“In the Bible, the best evidence of that is the old covenant God makes with Abraham,” he said. “After all, He says, ‘I will give you descendants that will number more than the sand by the sea and the stars in the sky.’ That’s a lot of sex. You don’t get descendants without procreation.”

He understands that people are more accustomed to getting their sexual advice from Dr. Phil than from the minister they see in church every Sunday.

“People are not used to hearing the language of sexuality in church,” Rev. Sanders said. “But you cannot talk about the Bible and not talk about sexuality.”

The conference was held July 18 through 22 and featured speakers and panelists from around the globe.

Duane Crumb, director of HIV Hope International, told a session that for all of its talk about forgiveness and acceptance, the church can be one of the least accepting places for people with HIV or AIDS.

Many people see the black church as having a special responsibility, given the disproportionate impact HIV/AIDS has on African-Americans.

Although African-Americans represent only 12 percent of the U.S. population, they accounted for 44 percent of new HIV infections and 44 percent of people living with HIV in 2010, according to the Centers for Disease Control and Prevention.

Some people also view HIV as punishment for disobeying what they perceive as God’s instructions. They point to Leviticus 18:22: “Thou shalt not lie with mankind, as with womankind: it is abomination,” and Leviticus 20:13: “If a man also lie with mankind, as he lieth with a woman, both of them have committed an abomination: they shall surely be put to death; their blood shall be upon them.”

But others view that as a selective reading of the Bible.

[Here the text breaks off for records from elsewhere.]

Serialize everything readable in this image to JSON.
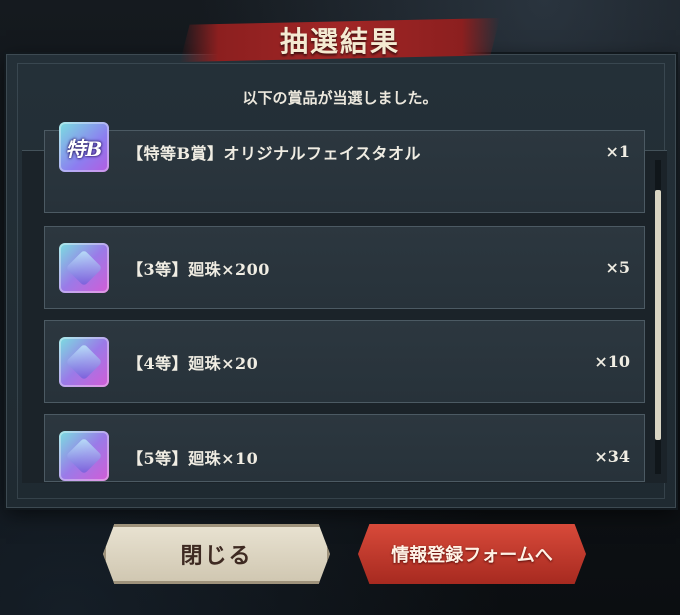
{
  "dialog": {
    "title": "抽選結果",
    "message": "以下の賞品が当選しました。"
  },
  "prizes": [
    {
      "icon": "special-b-icon",
      "icon_text": "特B",
      "name": "【特等B賞】オリジナルフェイスタオル",
      "qty": "×1"
    },
    {
      "icon": "orb-cube-icon",
      "name": "【3等】廻珠×200",
      "qty": "×5"
    },
    {
      "icon": "orb-cube-icon",
      "name": "【4等】廻珠×20",
      "qty": "×10"
    },
    {
      "icon": "orb-cube-icon",
      "name": "【5等】廻珠×10",
      "qty": "×34"
    }
  ],
  "buttons": {
    "close_label": "閉じる",
    "register_label": "情報登録フォームへ"
  },
  "colors": {
    "banner_red": "#a12626",
    "close_button": "#e9e3d2",
    "register_button": "#d84a3a",
    "panel_bg": "#243038"
  }
}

For example, upworthy.com observes, “Yep. We’ve all heard that Leviticus is where the Bible straight-up says that homosexual behavior is an abomination. And yes, it does. It also says that homosexuals should receive the death penalty (!!!). It also says the same thing about eating pork or shellfish, charging interest on loans, and a whole bunch of other restrictions that were a part of the Old Testament Law Code. But for Christians, the Old Testament doesn’t (dare I say “shouldn’t?”) settle any issue because Romans 10:4 says that Christ is the end of the law. Which is probably why most Christians today eat meat, use credit cards, wear makeup and support equality for women. Because, as Hebrews 8:13 says, the old law is obsolete and aging.”